SOURCE DATA –

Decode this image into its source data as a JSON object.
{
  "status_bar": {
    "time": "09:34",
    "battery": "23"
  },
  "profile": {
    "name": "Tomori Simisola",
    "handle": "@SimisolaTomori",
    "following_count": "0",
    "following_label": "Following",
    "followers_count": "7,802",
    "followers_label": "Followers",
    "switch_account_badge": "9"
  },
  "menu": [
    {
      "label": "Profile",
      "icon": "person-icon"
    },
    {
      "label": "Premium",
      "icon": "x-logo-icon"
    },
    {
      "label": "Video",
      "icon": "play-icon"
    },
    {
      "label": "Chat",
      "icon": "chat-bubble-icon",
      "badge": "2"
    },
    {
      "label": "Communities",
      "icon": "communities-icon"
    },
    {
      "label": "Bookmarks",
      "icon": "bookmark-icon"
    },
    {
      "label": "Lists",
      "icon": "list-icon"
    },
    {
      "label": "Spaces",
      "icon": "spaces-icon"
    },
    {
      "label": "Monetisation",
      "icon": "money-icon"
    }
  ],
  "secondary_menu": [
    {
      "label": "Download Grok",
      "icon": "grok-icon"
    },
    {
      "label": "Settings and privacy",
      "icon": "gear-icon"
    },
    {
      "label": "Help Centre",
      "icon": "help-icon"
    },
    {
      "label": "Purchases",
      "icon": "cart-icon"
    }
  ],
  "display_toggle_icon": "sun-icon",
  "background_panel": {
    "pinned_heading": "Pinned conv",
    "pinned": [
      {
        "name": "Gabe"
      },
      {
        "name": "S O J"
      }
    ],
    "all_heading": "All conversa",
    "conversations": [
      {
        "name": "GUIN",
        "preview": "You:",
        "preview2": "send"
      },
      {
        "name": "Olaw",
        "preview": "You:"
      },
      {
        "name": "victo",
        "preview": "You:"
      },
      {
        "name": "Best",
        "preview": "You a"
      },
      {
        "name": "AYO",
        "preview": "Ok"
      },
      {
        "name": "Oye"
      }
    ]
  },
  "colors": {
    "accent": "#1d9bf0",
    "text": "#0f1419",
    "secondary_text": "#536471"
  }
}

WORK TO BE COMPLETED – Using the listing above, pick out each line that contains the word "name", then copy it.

EXPECTED OUTPUT –
    "name": "Tomori Simisola",
        "name": "Gabe"
        "name": "S O J"
        "name": "GUIN",
        "name": "Olaw",
        "name": "victo",
        "name": "Best",
        "name": "AYO",
        "name": "Oye"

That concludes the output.